- Assignment -
Across the records below, count the lines that contain "Transform" and write down only the count.

- Supplied records -
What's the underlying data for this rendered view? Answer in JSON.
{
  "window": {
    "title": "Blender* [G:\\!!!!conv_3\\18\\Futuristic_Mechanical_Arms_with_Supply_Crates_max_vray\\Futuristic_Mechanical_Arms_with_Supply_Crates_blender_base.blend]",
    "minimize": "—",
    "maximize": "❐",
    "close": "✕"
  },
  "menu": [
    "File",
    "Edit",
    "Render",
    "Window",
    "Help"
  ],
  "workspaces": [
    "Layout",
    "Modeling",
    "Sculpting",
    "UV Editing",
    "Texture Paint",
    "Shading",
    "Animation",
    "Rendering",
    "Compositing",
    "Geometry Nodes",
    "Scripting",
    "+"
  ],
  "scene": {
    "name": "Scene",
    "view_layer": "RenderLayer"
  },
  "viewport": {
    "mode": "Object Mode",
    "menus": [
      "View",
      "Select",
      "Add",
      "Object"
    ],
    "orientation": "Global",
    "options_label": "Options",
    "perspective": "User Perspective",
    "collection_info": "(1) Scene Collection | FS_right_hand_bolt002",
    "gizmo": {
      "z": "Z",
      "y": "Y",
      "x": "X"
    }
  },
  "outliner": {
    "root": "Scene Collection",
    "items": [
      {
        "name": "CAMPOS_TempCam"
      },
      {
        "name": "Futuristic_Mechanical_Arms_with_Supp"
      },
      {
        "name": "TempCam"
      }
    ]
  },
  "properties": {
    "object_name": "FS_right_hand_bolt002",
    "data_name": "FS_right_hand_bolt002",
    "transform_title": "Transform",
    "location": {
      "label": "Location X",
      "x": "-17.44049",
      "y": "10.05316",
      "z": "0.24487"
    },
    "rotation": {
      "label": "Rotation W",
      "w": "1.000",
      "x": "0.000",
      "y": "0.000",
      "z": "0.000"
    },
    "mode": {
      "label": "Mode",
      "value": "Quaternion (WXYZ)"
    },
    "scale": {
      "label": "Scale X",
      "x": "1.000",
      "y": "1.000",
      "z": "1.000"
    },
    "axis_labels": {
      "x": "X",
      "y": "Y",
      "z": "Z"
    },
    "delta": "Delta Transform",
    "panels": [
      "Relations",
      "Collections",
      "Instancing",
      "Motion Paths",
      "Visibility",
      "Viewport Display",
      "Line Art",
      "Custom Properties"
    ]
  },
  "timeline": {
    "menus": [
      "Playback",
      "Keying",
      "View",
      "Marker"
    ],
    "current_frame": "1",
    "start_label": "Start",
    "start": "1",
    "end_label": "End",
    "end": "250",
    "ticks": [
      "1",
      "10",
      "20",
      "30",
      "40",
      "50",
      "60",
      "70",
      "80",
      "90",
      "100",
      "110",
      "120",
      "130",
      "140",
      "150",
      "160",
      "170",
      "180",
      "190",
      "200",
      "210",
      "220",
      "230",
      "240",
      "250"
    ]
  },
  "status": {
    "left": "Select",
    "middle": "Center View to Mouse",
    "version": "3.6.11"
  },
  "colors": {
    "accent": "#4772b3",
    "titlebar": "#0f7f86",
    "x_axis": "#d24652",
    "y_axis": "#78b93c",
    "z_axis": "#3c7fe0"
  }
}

- Solution to this exercise -
2